▸ Task description
Check every line of the entries for the string "dataprius" and return the ones that contain it.

===============

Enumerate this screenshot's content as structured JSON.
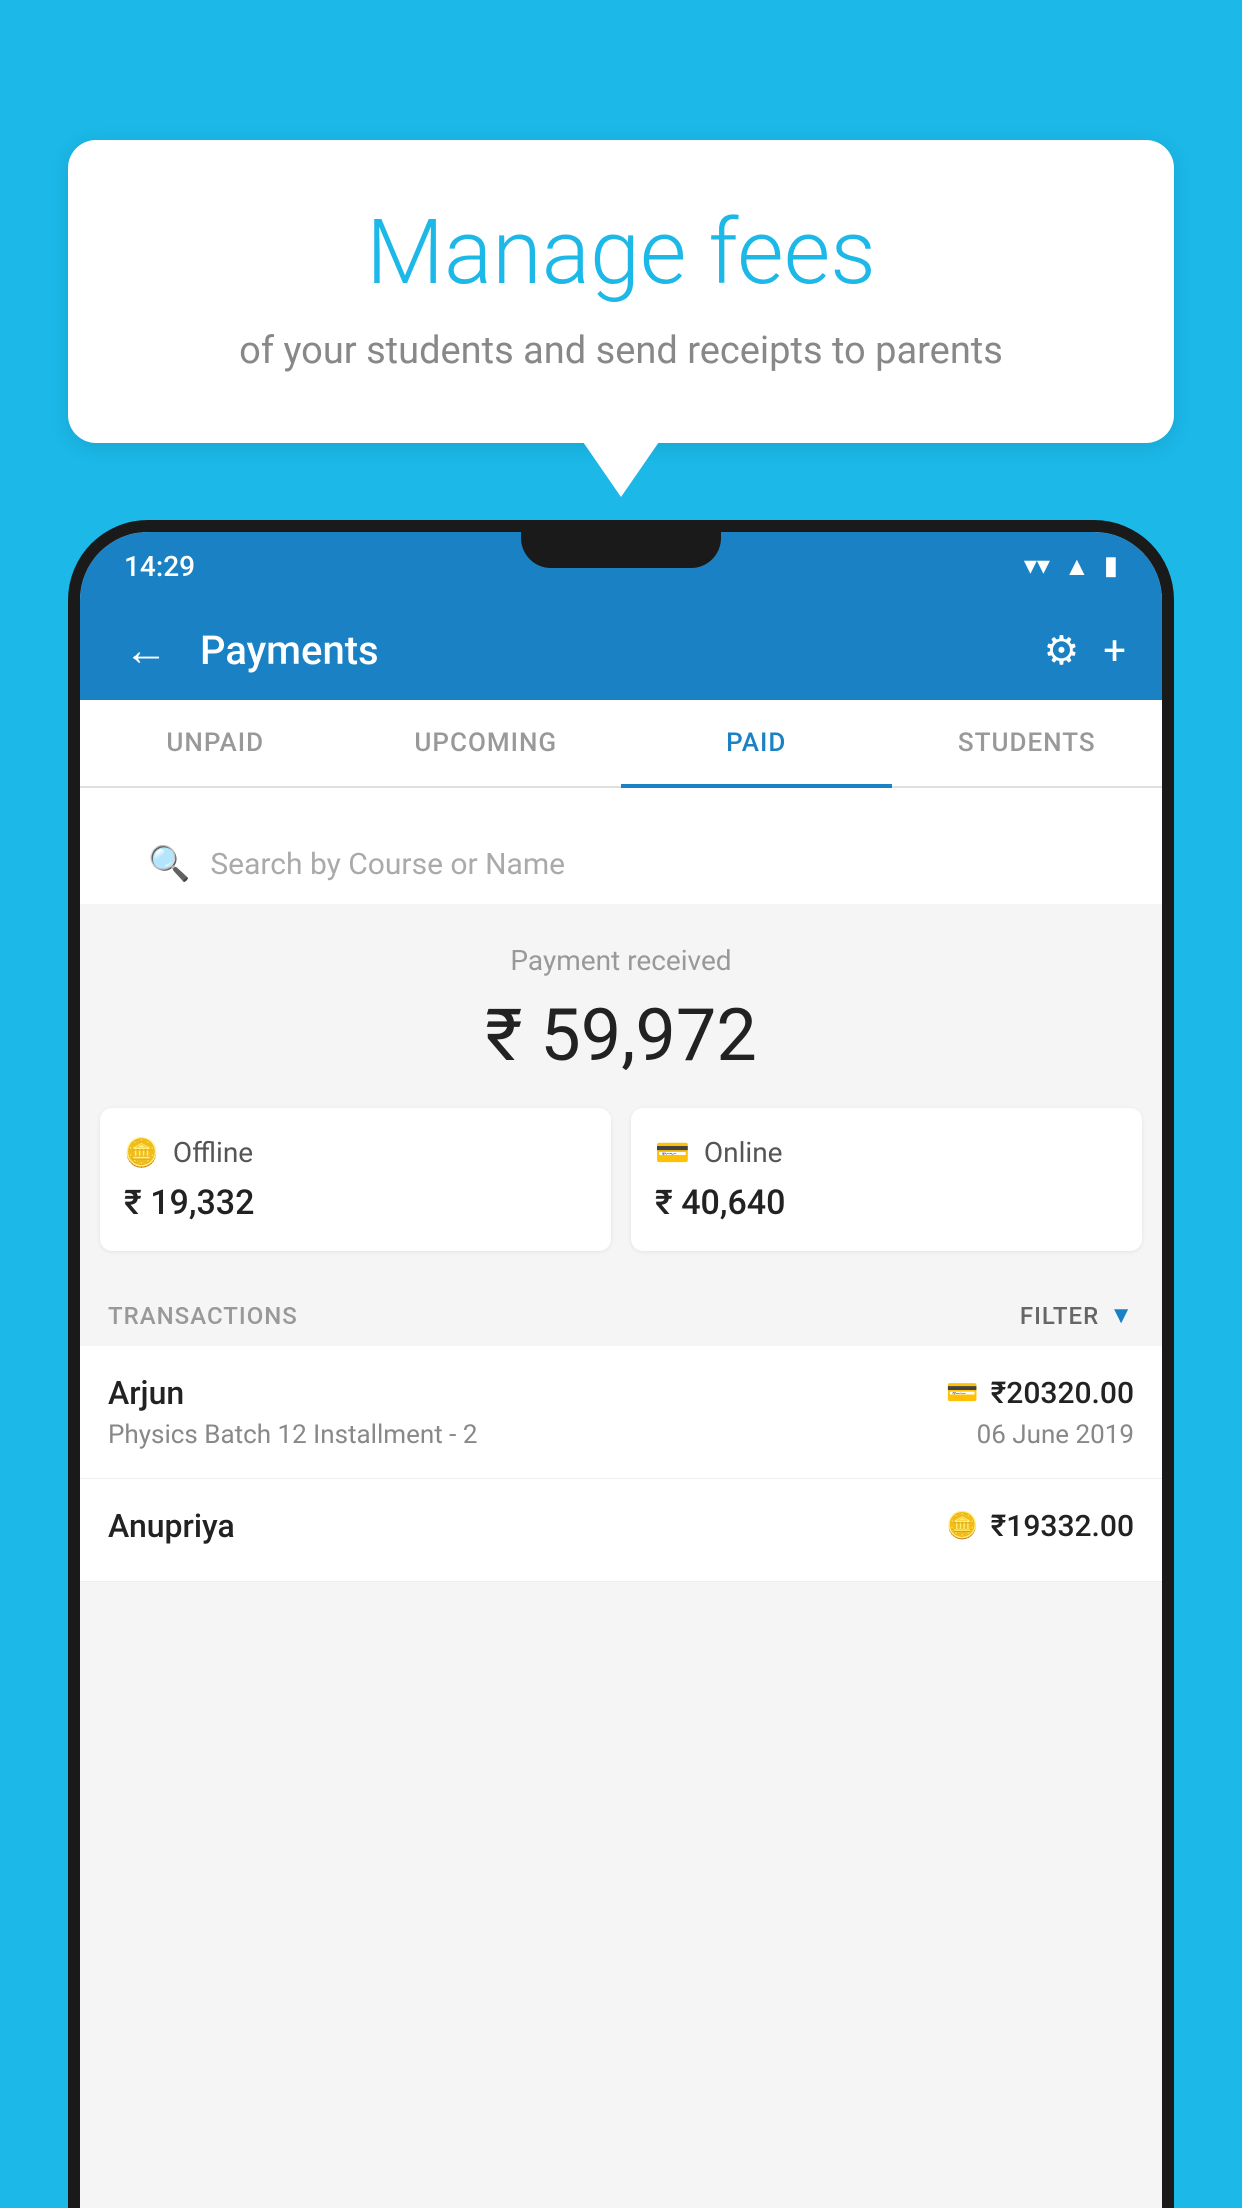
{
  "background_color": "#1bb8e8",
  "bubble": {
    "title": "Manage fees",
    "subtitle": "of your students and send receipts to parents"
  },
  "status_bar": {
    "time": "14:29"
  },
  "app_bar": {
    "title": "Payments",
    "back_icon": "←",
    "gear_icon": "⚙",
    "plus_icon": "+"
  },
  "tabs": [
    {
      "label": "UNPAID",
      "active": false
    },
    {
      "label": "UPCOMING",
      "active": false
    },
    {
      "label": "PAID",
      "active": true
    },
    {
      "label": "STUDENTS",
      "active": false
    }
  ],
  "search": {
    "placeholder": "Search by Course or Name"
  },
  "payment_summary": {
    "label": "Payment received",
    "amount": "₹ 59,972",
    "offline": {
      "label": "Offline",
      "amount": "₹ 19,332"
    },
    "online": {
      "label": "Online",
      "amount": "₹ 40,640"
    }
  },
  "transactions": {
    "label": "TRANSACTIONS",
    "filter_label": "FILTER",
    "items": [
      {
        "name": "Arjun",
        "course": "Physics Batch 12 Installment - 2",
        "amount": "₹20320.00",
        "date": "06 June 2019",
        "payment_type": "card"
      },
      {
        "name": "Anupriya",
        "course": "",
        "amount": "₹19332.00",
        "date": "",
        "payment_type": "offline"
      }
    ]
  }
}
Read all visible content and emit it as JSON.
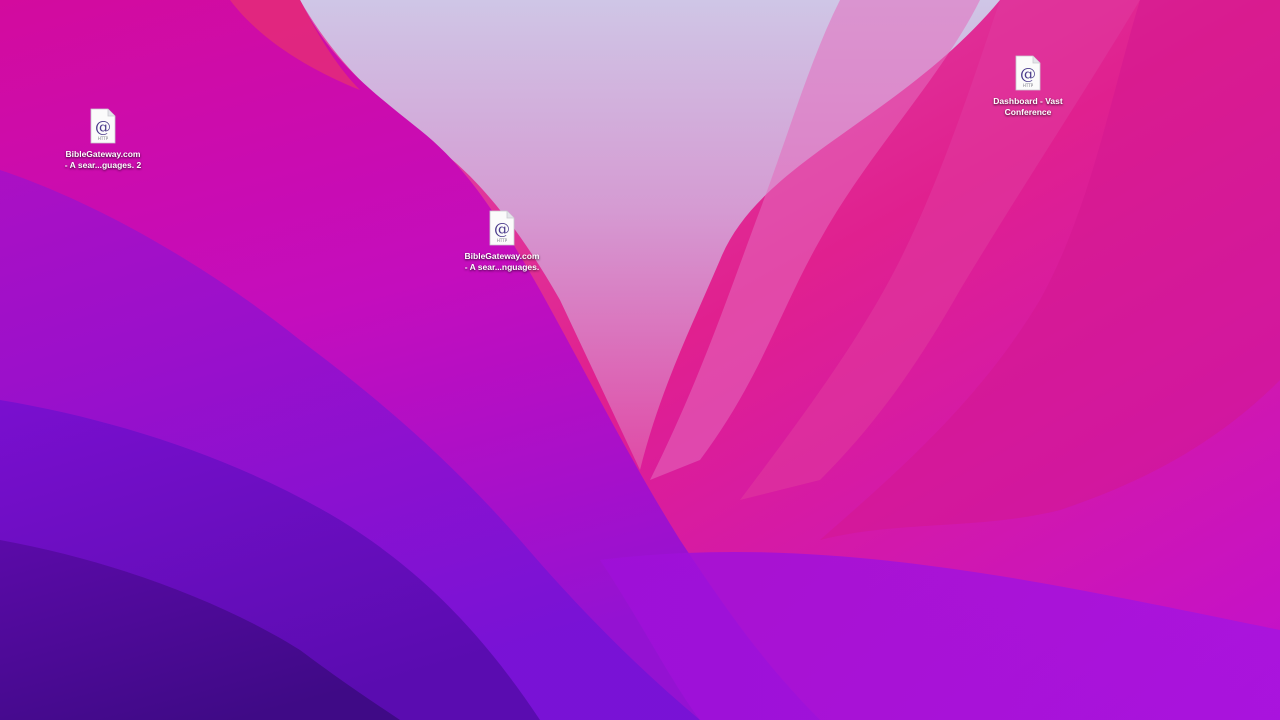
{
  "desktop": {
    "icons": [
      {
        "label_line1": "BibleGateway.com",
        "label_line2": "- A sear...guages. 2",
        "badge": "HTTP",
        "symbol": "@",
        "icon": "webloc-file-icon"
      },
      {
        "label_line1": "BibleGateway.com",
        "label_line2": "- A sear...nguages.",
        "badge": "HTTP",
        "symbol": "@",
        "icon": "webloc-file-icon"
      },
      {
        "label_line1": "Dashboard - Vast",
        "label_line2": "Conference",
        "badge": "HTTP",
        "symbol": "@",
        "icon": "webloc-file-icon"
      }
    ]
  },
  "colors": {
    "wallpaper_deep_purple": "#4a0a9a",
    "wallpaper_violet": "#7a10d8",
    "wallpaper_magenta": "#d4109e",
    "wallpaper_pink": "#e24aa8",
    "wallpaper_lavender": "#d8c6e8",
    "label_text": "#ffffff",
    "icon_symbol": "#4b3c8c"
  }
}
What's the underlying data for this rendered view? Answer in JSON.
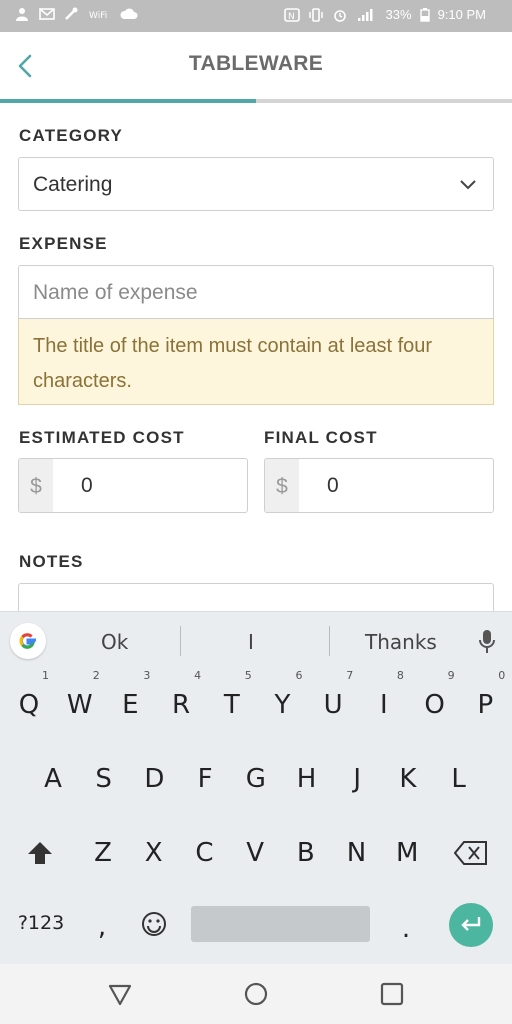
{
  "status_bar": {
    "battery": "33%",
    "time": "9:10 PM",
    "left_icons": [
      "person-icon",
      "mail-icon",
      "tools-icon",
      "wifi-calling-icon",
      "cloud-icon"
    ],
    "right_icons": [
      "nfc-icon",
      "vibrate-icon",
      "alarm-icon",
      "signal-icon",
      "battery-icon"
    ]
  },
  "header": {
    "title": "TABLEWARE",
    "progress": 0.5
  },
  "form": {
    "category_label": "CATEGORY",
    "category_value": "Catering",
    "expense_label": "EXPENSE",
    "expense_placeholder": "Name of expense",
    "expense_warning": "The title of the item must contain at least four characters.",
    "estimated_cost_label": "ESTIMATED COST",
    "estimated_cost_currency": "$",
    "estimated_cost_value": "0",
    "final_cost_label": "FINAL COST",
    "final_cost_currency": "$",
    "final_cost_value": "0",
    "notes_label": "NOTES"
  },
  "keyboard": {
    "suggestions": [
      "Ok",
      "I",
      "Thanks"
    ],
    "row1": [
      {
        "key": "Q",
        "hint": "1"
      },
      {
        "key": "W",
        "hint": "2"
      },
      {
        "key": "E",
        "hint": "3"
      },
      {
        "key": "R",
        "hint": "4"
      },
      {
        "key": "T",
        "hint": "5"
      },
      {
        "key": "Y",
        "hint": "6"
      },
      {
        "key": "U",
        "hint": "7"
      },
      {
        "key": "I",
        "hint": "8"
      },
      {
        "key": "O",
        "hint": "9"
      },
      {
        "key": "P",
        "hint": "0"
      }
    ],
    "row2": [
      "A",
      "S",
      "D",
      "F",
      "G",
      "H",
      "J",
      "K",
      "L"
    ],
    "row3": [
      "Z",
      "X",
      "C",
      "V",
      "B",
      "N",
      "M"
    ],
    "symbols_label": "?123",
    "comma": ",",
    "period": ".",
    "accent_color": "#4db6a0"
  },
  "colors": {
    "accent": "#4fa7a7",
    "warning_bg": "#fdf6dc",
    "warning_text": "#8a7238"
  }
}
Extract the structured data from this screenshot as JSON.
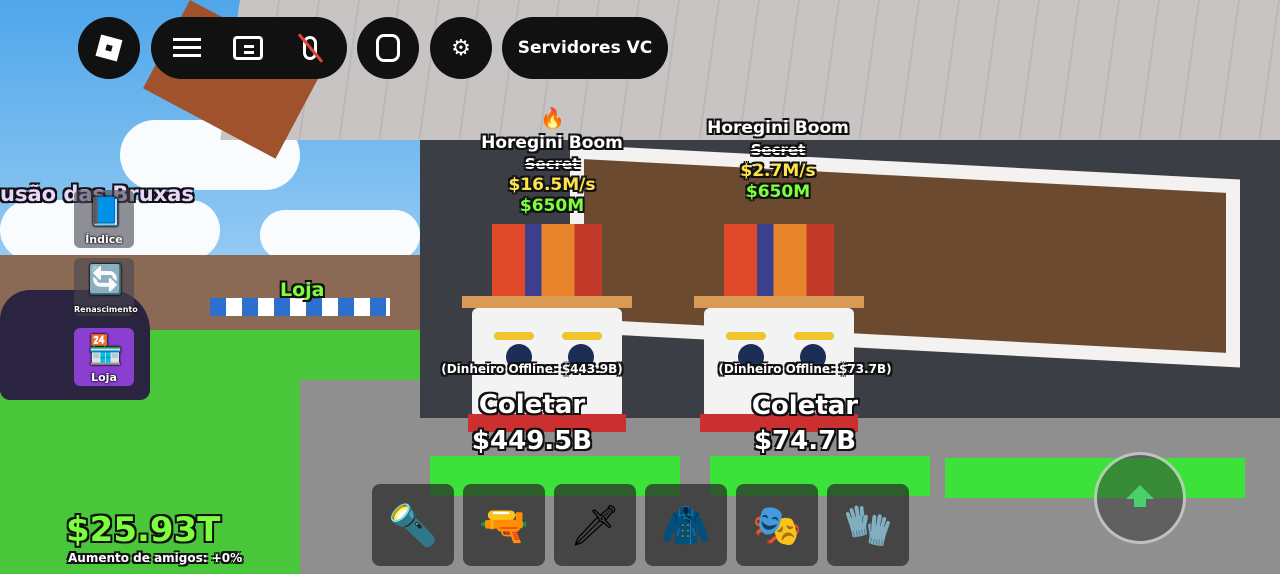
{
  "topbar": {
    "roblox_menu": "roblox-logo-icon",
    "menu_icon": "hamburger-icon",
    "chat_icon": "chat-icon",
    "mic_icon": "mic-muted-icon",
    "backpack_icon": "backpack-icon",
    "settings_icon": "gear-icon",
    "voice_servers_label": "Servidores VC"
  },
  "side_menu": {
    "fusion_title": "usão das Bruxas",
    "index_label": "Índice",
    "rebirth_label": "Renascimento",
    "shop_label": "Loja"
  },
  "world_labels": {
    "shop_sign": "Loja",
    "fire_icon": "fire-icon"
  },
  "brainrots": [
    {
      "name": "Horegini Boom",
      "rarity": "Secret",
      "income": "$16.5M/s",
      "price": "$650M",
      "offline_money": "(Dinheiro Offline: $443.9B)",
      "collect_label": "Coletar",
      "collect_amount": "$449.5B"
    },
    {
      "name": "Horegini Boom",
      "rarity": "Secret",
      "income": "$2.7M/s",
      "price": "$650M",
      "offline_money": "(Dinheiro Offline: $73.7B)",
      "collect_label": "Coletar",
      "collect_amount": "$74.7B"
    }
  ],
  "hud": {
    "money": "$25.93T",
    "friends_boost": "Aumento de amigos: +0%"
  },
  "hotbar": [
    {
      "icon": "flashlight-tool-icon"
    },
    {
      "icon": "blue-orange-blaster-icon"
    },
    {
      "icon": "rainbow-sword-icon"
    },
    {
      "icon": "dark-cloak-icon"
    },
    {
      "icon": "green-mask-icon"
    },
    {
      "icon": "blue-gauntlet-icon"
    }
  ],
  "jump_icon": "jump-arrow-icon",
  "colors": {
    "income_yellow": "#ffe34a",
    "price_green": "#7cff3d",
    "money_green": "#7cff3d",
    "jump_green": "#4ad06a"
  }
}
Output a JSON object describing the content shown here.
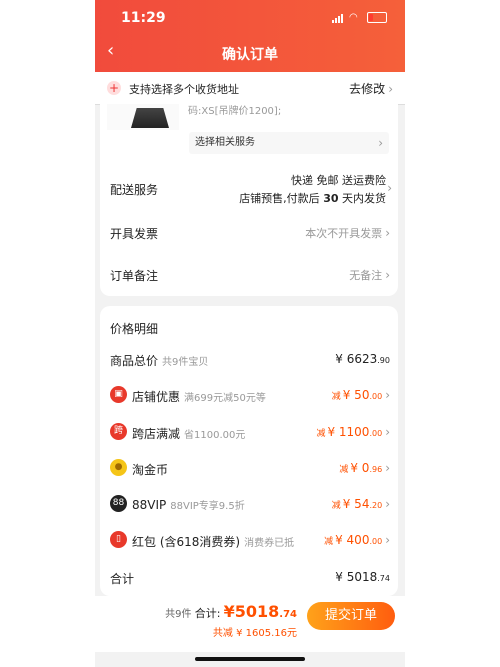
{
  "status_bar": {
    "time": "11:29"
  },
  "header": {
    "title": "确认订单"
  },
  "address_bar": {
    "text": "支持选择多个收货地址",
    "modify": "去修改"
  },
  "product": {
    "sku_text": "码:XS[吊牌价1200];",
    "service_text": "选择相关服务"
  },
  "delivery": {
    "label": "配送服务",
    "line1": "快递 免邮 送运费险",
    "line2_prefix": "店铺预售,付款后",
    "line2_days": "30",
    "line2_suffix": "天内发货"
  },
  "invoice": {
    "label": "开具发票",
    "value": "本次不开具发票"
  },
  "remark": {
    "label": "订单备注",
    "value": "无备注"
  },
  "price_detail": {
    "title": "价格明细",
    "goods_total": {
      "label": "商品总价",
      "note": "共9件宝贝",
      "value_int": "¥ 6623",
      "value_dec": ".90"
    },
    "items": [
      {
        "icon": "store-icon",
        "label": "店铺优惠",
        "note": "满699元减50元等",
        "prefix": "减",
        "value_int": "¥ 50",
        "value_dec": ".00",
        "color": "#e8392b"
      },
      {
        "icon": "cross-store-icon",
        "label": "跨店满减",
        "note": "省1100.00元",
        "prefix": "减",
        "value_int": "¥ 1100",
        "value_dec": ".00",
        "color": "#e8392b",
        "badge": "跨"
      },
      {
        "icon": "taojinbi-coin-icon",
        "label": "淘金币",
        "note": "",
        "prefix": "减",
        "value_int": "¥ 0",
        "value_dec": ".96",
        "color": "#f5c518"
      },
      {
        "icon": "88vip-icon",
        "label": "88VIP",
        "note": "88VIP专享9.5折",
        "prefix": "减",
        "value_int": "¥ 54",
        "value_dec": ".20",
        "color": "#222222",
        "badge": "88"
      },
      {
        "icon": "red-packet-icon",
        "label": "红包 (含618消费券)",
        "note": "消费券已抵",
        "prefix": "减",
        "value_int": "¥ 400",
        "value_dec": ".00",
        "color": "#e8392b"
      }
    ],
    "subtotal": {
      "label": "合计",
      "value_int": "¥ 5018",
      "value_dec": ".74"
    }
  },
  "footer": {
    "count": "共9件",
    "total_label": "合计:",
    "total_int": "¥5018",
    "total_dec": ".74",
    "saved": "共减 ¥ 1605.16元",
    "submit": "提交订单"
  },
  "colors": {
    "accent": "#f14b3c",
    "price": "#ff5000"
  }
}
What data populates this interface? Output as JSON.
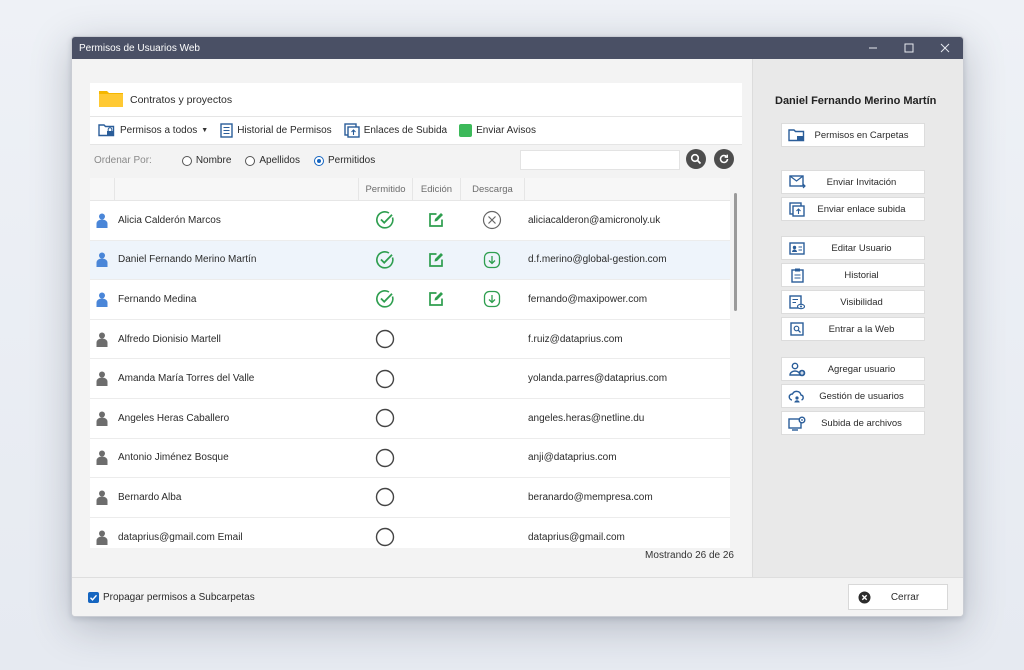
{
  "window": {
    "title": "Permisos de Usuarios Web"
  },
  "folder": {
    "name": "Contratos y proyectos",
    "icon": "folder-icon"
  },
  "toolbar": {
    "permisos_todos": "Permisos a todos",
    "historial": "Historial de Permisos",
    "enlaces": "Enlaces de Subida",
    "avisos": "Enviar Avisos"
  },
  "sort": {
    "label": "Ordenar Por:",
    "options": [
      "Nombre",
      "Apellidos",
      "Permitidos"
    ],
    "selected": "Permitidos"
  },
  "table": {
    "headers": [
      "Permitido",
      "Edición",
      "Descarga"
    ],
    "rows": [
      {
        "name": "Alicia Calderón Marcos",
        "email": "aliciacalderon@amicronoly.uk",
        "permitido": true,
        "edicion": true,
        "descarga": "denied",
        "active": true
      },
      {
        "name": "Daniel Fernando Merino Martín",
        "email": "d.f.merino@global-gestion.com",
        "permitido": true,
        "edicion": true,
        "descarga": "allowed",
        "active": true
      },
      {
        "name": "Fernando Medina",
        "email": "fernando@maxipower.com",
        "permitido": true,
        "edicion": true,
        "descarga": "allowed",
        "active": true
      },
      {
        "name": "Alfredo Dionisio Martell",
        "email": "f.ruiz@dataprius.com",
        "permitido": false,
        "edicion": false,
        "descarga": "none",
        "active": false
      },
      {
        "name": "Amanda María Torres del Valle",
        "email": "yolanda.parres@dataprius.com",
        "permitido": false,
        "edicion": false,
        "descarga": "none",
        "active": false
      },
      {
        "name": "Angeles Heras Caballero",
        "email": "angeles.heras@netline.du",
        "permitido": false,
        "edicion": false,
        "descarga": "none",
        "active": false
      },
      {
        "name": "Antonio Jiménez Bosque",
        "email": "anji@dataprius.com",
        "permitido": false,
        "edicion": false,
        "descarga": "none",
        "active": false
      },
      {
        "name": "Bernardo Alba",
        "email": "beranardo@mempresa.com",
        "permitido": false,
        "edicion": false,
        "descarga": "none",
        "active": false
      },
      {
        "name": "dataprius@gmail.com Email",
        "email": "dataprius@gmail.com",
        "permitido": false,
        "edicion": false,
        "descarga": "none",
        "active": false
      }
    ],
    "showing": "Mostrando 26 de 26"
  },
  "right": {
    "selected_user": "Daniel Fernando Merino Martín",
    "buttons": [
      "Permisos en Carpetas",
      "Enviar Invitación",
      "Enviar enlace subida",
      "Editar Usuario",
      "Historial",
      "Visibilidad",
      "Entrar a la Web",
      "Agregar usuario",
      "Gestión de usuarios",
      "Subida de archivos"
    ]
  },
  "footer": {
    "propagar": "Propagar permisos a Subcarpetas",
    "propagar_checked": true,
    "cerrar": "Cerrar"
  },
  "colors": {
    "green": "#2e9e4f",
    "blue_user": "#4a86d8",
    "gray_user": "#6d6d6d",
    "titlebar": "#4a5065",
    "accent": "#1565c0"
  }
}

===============

▸ Response area
        "email": "f.ruiz@dataprius.com",
        "email": "yolanda.parres@dataprius.com",
        "email": "anji@dataprius.com",
        "name": "dataprius@gmail.com Email",
        "email": "dataprius@gmail.com",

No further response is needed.